What's remarkable about each woman's tale is how each has assigned to it a specific, often exquisitely balanced tone--some monologues are both written and delivered with a crisp poignancy, while other pieces are more removed from their emotional core, exuding an almost deliberately sinister frigidity. One spine-chilling monologue concerns a "secret" abortion--clearly a topic to stir the mind and beat the heart--while a chortle-inducing story of a desensitized wedding consultant has a rhythmic, comedic punch that lightens the evening just in time.

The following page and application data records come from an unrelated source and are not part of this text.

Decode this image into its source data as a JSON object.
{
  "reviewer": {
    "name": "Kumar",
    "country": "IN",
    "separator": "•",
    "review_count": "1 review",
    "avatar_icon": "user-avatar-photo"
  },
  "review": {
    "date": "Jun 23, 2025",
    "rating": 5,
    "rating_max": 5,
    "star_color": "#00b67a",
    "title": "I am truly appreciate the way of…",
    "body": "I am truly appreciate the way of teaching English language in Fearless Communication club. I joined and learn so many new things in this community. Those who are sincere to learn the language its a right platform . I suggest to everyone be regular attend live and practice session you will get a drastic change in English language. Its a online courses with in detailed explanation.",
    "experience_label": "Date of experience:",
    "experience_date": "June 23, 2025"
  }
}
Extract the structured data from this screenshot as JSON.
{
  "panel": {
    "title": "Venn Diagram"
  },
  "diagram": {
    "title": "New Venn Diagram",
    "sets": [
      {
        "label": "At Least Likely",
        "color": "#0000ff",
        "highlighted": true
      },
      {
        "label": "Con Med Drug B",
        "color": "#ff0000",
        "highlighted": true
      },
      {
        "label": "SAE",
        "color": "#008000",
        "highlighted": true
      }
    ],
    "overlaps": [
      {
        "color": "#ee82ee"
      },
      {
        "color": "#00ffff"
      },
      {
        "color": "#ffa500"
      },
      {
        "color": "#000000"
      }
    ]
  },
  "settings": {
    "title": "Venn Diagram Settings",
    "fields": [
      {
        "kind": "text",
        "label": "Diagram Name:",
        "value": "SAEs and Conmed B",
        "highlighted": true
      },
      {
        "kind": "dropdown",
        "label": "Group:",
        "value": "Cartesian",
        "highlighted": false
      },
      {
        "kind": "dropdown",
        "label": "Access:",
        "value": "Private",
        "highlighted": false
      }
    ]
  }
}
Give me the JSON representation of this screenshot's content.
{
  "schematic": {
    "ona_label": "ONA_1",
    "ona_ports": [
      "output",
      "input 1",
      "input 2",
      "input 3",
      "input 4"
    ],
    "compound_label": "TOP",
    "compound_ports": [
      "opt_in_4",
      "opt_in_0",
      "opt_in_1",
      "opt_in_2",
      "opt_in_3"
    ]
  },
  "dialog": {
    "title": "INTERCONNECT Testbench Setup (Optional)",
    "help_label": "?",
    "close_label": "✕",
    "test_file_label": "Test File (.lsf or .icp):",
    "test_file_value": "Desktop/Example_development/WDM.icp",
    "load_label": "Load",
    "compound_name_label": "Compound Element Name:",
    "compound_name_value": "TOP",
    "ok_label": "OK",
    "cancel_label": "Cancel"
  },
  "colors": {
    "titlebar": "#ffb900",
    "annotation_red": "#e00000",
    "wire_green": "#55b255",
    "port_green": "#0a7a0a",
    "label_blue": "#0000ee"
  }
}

As appropriate to the lifecycle of many of nature's creatures, Bedside Manners begins in spring--just in time, for example, for a cunning female assassin to ruefully recall her unnerving international exploits. The women of summer, on the contrary, are warm, with the most exuberant observations coming from a blind woman--played by Lucia Puccia Ruvolo, a longstanding member of the acclaimed Theatre by the Blind--who decides to embrace her new life willfully, rather than focus on what she's already lost. The women of autumn almost unanimously reflect life's inevitable departures. And, finally, the women of winter bring forth a mixture of chills and a tincture of thrills, all at once contrasting a professional skier's exuberant hopes and hoop-hockey dreams with the vengeful streak running through an angry, very-wronged woman.
Credit also must go to the director, Tom Franco, who weaves the spells, shocks and stories of these 15 women with a fluidity and instinctual feeling for pace that compliments Stephenson's roller-coaster compulsions, thus maintaining the equilibrium between dark and light, hot and cold, the refreshing and the familiar.
The production even speaks to our subconscious, with a stage warmly dappled with beautiful lighting that changes hues by season, aided by special gels projecting amorphous images that come to symbolize and crystallize the moment.
The play would undoubtedly breathe a little better if it weren't restricted to such a teensy-weensy stage (sitting in the space itself is rather like wearing a girdle). But by turning the intimate seating arrangement into a virtue, Franco has blocked the play so that audience members can see most of the bold angles coming from the characters, each making bold choices in what is often the boldest of terms.